In Merer's diary, he recounts how limestone quarried in Tura (about 12 miles south of Cairo) was transported by boat across the Nile River to Giza through specially built canals built by his team. One such vessel was unearthed at the bottom of the pyramids. After traversing the river, the stone blocks were then deposited near the building site by workers using ropes. The blocks were further moved on tracks. The workers transported approximately 170,000 tons of limestone in this manner. It's believed a similar system was used to move granite from Aswan, which is located several hundred miles from Giza.
The Pyramid's Stone Blocks Are Massively Heavy
Around 2550 B.C., Pharaoh Khufu started construction on the Great Pyramid at Giza. It is made up of approximately 2.3 million stone blocks. Each block is absolutely massive and weighs between 2.5 to 15 tons. When the Great Pyramid was built, it was reportedly 481 feet tall. Over time, the structure sunk a little into the desert and is now 455 feet tall.
The second pyramid was built about 30 years later by Khufu's son, Pharaoh Khafre, who also constructed the Sphinx. Pharaoh Menkaure built the third, smallest, pyramid 30 years later, in approximately 2490 B.C.
Egyptians Traveled Far To Mine Copper For The Tools To Cut The Stones For The Pyramids
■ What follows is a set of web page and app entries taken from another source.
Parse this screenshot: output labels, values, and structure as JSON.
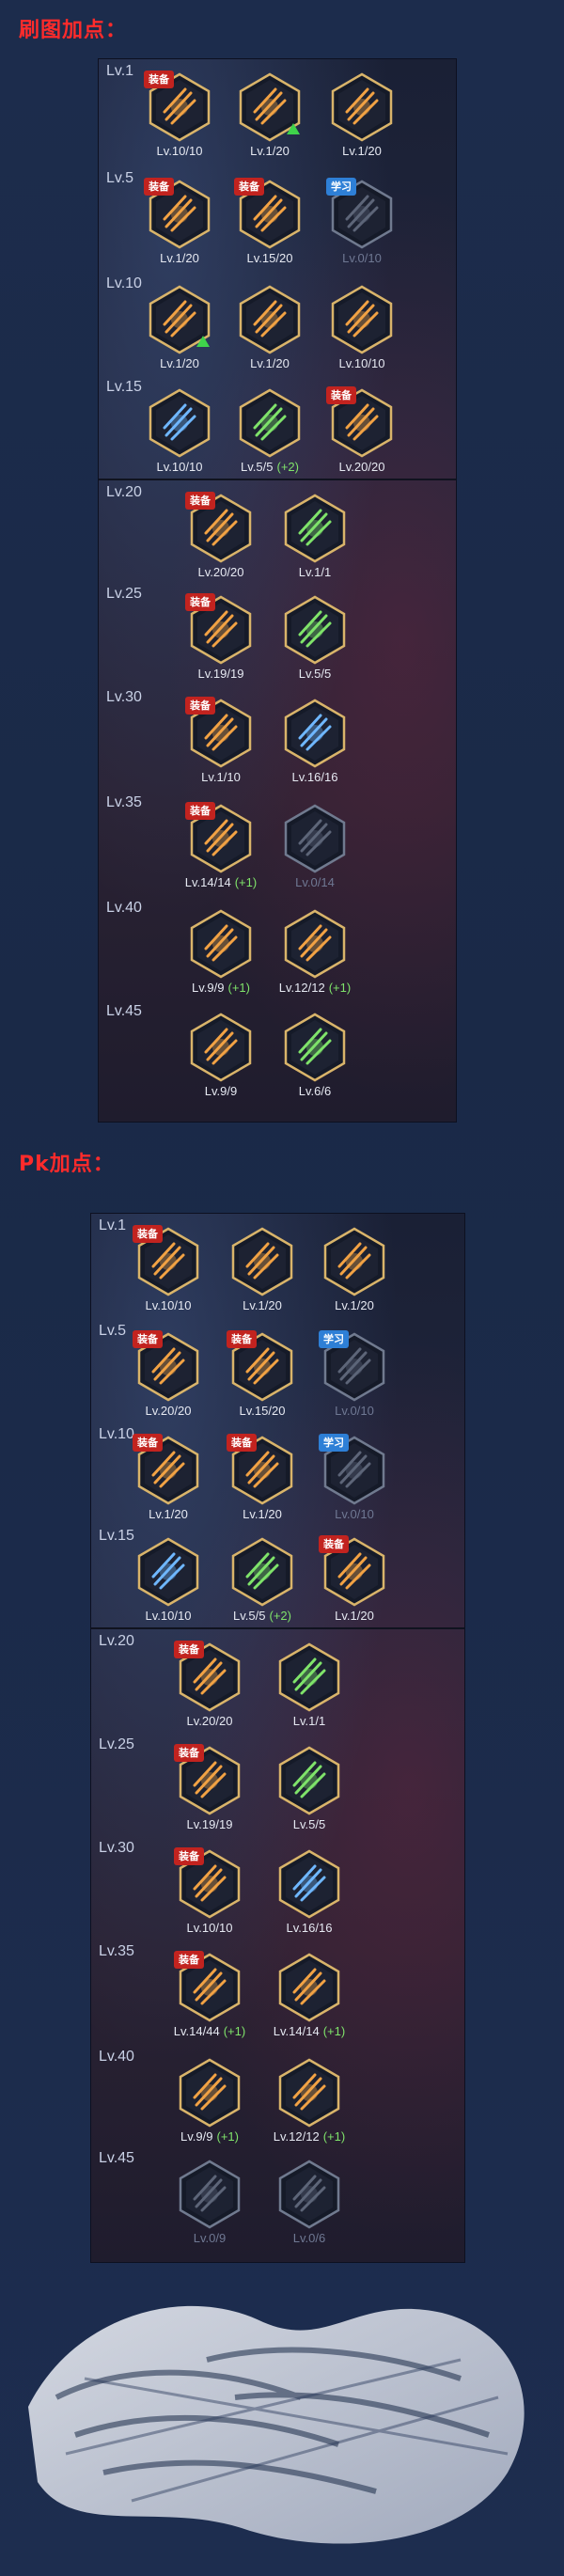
{
  "sections": [
    {
      "title": "刷图加点：",
      "rows": [
        {
          "level": "Lv.1",
          "skills": [
            {
              "badge": "装备",
              "badge_type": "equip",
              "text": "Lv.10/10",
              "bonus": "",
              "dim": false,
              "icon": "claw-slash-icon",
              "color": "#f2a244",
              "arrow": false
            },
            {
              "badge": "",
              "badge_type": "",
              "text": "Lv.1/20",
              "bonus": "",
              "dim": false,
              "icon": "triple-slash-icon",
              "color": "#f2a244",
              "arrow": true
            },
            {
              "badge": "",
              "badge_type": "",
              "text": "Lv.1/20",
              "bonus": "",
              "dim": false,
              "icon": "flame-wave-icon",
              "color": "#f2a244",
              "arrow": false
            }
          ]
        },
        {
          "level": "Lv.5",
          "skills": [
            {
              "badge": "装备",
              "badge_type": "equip",
              "text": "Lv.1/20",
              "bonus": "",
              "dim": false,
              "icon": "burst-strike-icon",
              "color": "#f2a244",
              "arrow": false
            },
            {
              "badge": "装备",
              "badge_type": "equip",
              "text": "Lv.15/20",
              "bonus": "",
              "dim": false,
              "icon": "whirl-slash-icon",
              "color": "#f2a244",
              "arrow": false
            },
            {
              "badge": "学习",
              "badge_type": "learn",
              "text": "Lv.0/10",
              "bonus": "",
              "dim": true,
              "icon": "armor-icon",
              "color": "#9fb6d8",
              "arrow": false
            }
          ]
        },
        {
          "level": "Lv.10",
          "skills": [
            {
              "badge": "",
              "badge_type": "",
              "text": "Lv.1/20",
              "bonus": "",
              "dim": false,
              "icon": "spark-burst-icon",
              "color": "#f2a244",
              "arrow": true
            },
            {
              "badge": "",
              "badge_type": "",
              "text": "Lv.1/20",
              "bonus": "",
              "dim": false,
              "icon": "crescent-slash-icon",
              "color": "#f2a244",
              "arrow": false
            },
            {
              "badge": "",
              "badge_type": "",
              "text": "Lv.10/10",
              "bonus": "",
              "dim": false,
              "icon": "beast-head-icon",
              "color": "#f2a244",
              "arrow": false
            }
          ]
        },
        {
          "level": "Lv.15",
          "skills": [
            {
              "badge": "",
              "badge_type": "",
              "text": "Lv.10/10",
              "bonus": "",
              "dim": false,
              "icon": "orb-cluster-icon",
              "color": "#6fb7ff",
              "arrow": false
            },
            {
              "badge": "",
              "badge_type": "",
              "text": "Lv.5/5",
              "bonus": "(+2)",
              "dim": false,
              "icon": "green-blade-icon",
              "color": "#7fe36a",
              "arrow": false
            },
            {
              "badge": "装备",
              "badge_type": "equip",
              "text": "Lv.20/20",
              "bonus": "",
              "dim": false,
              "icon": "arc-slash-icon",
              "color": "#f2a244",
              "arrow": false
            }
          ]
        },
        {
          "level": "Lv.20",
          "skills": [
            {
              "badge": "装备",
              "badge_type": "equip",
              "text": "Lv.20/20",
              "bonus": "",
              "dim": false,
              "icon": "twin-strike-icon",
              "color": "#f2a244",
              "arrow": false
            },
            {
              "badge": "",
              "badge_type": "",
              "text": "Lv.1/1",
              "bonus": "",
              "dim": false,
              "icon": "wind-slash-icon",
              "color": "#7fe36a",
              "arrow": false
            }
          ]
        },
        {
          "level": "Lv.25",
          "skills": [
            {
              "badge": "装备",
              "badge_type": "equip",
              "text": "Lv.19/19",
              "bonus": "",
              "dim": false,
              "icon": "flame-ring-icon",
              "color": "#f2a244",
              "arrow": false
            },
            {
              "badge": "",
              "badge_type": "",
              "text": "Lv.5/5",
              "bonus": "",
              "dim": false,
              "icon": "warrior-pose-icon",
              "color": "#7fe36a",
              "arrow": false
            }
          ]
        },
        {
          "level": "Lv.30",
          "skills": [
            {
              "badge": "装备",
              "badge_type": "equip",
              "text": "Lv.1/10",
              "bonus": "",
              "dim": false,
              "icon": "skull-icon",
              "color": "#f2a244",
              "arrow": false
            },
            {
              "badge": "",
              "badge_type": "",
              "text": "Lv.16/16",
              "bonus": "",
              "dim": false,
              "icon": "aura-body-icon",
              "color": "#6fb7ff",
              "arrow": false
            }
          ]
        },
        {
          "level": "Lv.35",
          "skills": [
            {
              "badge": "装备",
              "badge_type": "equip",
              "text": "Lv.14/14",
              "bonus": "(+1)",
              "dim": false,
              "icon": "storm-strike-icon",
              "color": "#f2a244",
              "arrow": false
            },
            {
              "badge": "",
              "badge_type": "",
              "text": "Lv.0/14",
              "bonus": "",
              "dim": true,
              "icon": "vortex-icon",
              "color": "#9fb6d8",
              "arrow": false
            }
          ]
        },
        {
          "level": "Lv.40",
          "skills": [
            {
              "badge": "",
              "badge_type": "",
              "text": "Lv.9/9",
              "bonus": "(+1)",
              "dim": false,
              "icon": "radiant-figure-icon",
              "color": "#f2a244",
              "arrow": false
            },
            {
              "badge": "",
              "badge_type": "",
              "text": "Lv.12/12",
              "bonus": "(+1)",
              "dim": false,
              "icon": "spiral-blade-icon",
              "color": "#f2a244",
              "arrow": false
            }
          ]
        },
        {
          "level": "Lv.45",
          "skills": [
            {
              "badge": "",
              "badge_type": "",
              "text": "Lv.9/9",
              "bonus": "",
              "dim": false,
              "icon": "multi-arm-icon",
              "color": "#f2a244",
              "arrow": false
            },
            {
              "badge": "",
              "badge_type": "",
              "text": "Lv.6/6",
              "bonus": "",
              "dim": false,
              "icon": "green-giant-icon",
              "color": "#7fe36a",
              "arrow": false
            }
          ]
        }
      ]
    },
    {
      "title": "Pk加点：",
      "rows": [
        {
          "level": "Lv.1",
          "skills": [
            {
              "badge": "装备",
              "badge_type": "equip",
              "text": "Lv.10/10",
              "bonus": "",
              "dim": false,
              "icon": "claw-slash-icon",
              "color": "#f2a244",
              "arrow": false
            },
            {
              "badge": "",
              "badge_type": "",
              "text": "Lv.1/20",
              "bonus": "",
              "dim": false,
              "icon": "triple-slash-icon",
              "color": "#f2a244",
              "arrow": false
            },
            {
              "badge": "",
              "badge_type": "",
              "text": "Lv.1/20",
              "bonus": "",
              "dim": false,
              "icon": "flame-wave-icon",
              "color": "#f2a244",
              "arrow": false
            }
          ]
        },
        {
          "level": "Lv.5",
          "skills": [
            {
              "badge": "装备",
              "badge_type": "equip",
              "text": "Lv.20/20",
              "bonus": "",
              "dim": false,
              "icon": "burst-strike-icon",
              "color": "#f2a244",
              "arrow": false
            },
            {
              "badge": "装备",
              "badge_type": "equip",
              "text": "Lv.15/20",
              "bonus": "",
              "dim": false,
              "icon": "whirl-slash-icon",
              "color": "#f2a244",
              "arrow": false
            },
            {
              "badge": "学习",
              "badge_type": "learn",
              "text": "Lv.0/10",
              "bonus": "",
              "dim": true,
              "icon": "armor-icon",
              "color": "#9fb6d8",
              "arrow": false
            }
          ]
        },
        {
          "level": "Lv.10",
          "skills": [
            {
              "badge": "装备",
              "badge_type": "equip",
              "text": "Lv.1/20",
              "bonus": "",
              "dim": false,
              "icon": "spark-burst-icon",
              "color": "#f2a244",
              "arrow": false
            },
            {
              "badge": "装备",
              "badge_type": "equip",
              "text": "Lv.1/20",
              "bonus": "",
              "dim": false,
              "icon": "crescent-slash-icon",
              "color": "#f2a244",
              "arrow": false
            },
            {
              "badge": "学习",
              "badge_type": "learn",
              "text": "Lv.0/10",
              "bonus": "",
              "dim": true,
              "icon": "beast-head-icon",
              "color": "#9fb6d8",
              "arrow": false
            }
          ]
        },
        {
          "level": "Lv.15",
          "skills": [
            {
              "badge": "",
              "badge_type": "",
              "text": "Lv.10/10",
              "bonus": "",
              "dim": false,
              "icon": "orb-cluster-icon",
              "color": "#6fb7ff",
              "arrow": false
            },
            {
              "badge": "",
              "badge_type": "",
              "text": "Lv.5/5",
              "bonus": "(+2)",
              "dim": false,
              "icon": "green-blade-icon",
              "color": "#7fe36a",
              "arrow": false
            },
            {
              "badge": "装备",
              "badge_type": "equip",
              "text": "Lv.1/20",
              "bonus": "",
              "dim": false,
              "icon": "arc-slash-icon",
              "color": "#f2a244",
              "arrow": false
            }
          ]
        },
        {
          "level": "Lv.20",
          "skills": [
            {
              "badge": "装备",
              "badge_type": "equip",
              "text": "Lv.20/20",
              "bonus": "",
              "dim": false,
              "icon": "twin-strike-icon",
              "color": "#f2a244",
              "arrow": false
            },
            {
              "badge": "",
              "badge_type": "",
              "text": "Lv.1/1",
              "bonus": "",
              "dim": false,
              "icon": "wind-slash-icon",
              "color": "#7fe36a",
              "arrow": false
            }
          ]
        },
        {
          "level": "Lv.25",
          "skills": [
            {
              "badge": "装备",
              "badge_type": "equip",
              "text": "Lv.19/19",
              "bonus": "",
              "dim": false,
              "icon": "flame-ring-icon",
              "color": "#f2a244",
              "arrow": false
            },
            {
              "badge": "",
              "badge_type": "",
              "text": "Lv.5/5",
              "bonus": "",
              "dim": false,
              "icon": "warrior-pose-icon",
              "color": "#7fe36a",
              "arrow": false
            }
          ]
        },
        {
          "level": "Lv.30",
          "skills": [
            {
              "badge": "装备",
              "badge_type": "equip",
              "text": "Lv.10/10",
              "bonus": "",
              "dim": false,
              "icon": "skull-icon",
              "color": "#f2a244",
              "arrow": false
            },
            {
              "badge": "",
              "badge_type": "",
              "text": "Lv.16/16",
              "bonus": "",
              "dim": false,
              "icon": "aura-body-icon",
              "color": "#6fb7ff",
              "arrow": false
            }
          ]
        },
        {
          "level": "Lv.35",
          "skills": [
            {
              "badge": "装备",
              "badge_type": "equip",
              "text": "Lv.14/44",
              "bonus": "(+1)",
              "dim": false,
              "icon": "storm-strike-icon",
              "color": "#f2a244",
              "arrow": false
            },
            {
              "badge": "",
              "badge_type": "",
              "text": "Lv.14/14",
              "bonus": "(+1)",
              "dim": false,
              "icon": "vortex-icon",
              "color": "#f2a244",
              "arrow": false
            }
          ]
        },
        {
          "level": "Lv.40",
          "skills": [
            {
              "badge": "",
              "badge_type": "",
              "text": "Lv.9/9",
              "bonus": "(+1)",
              "dim": false,
              "icon": "radiant-figure-icon",
              "color": "#f2a244",
              "arrow": false
            },
            {
              "badge": "",
              "badge_type": "",
              "text": "Lv.12/12",
              "bonus": "(+1)",
              "dim": false,
              "icon": "spiral-blade-icon",
              "color": "#f2a244",
              "arrow": false
            }
          ]
        },
        {
          "level": "Lv.45",
          "skills": [
            {
              "badge": "",
              "badge_type": "",
              "text": "Lv.0/9",
              "bonus": "",
              "dim": true,
              "icon": "multi-arm-icon",
              "color": "#9fb6d8",
              "arrow": false
            },
            {
              "badge": "",
              "badge_type": "",
              "text": "Lv.0/6",
              "bonus": "",
              "dim": true,
              "icon": "green-giant-icon",
              "color": "#9fb6d8",
              "arrow": false
            }
          ]
        }
      ]
    }
  ]
}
The individuals who built the pyramids required strong tools to cut the stone for the pyramids. Workers mined copper across the Red Sea and transported it to the port of Wadi al-Jarf before it reached Giza. Pharaoh Khufu, also known as King Cheops, built the harbor about 111 miles from Suez - which is hundreds of miles from Giza. In addition to copper, the harbor was used to import other minerals for tool making.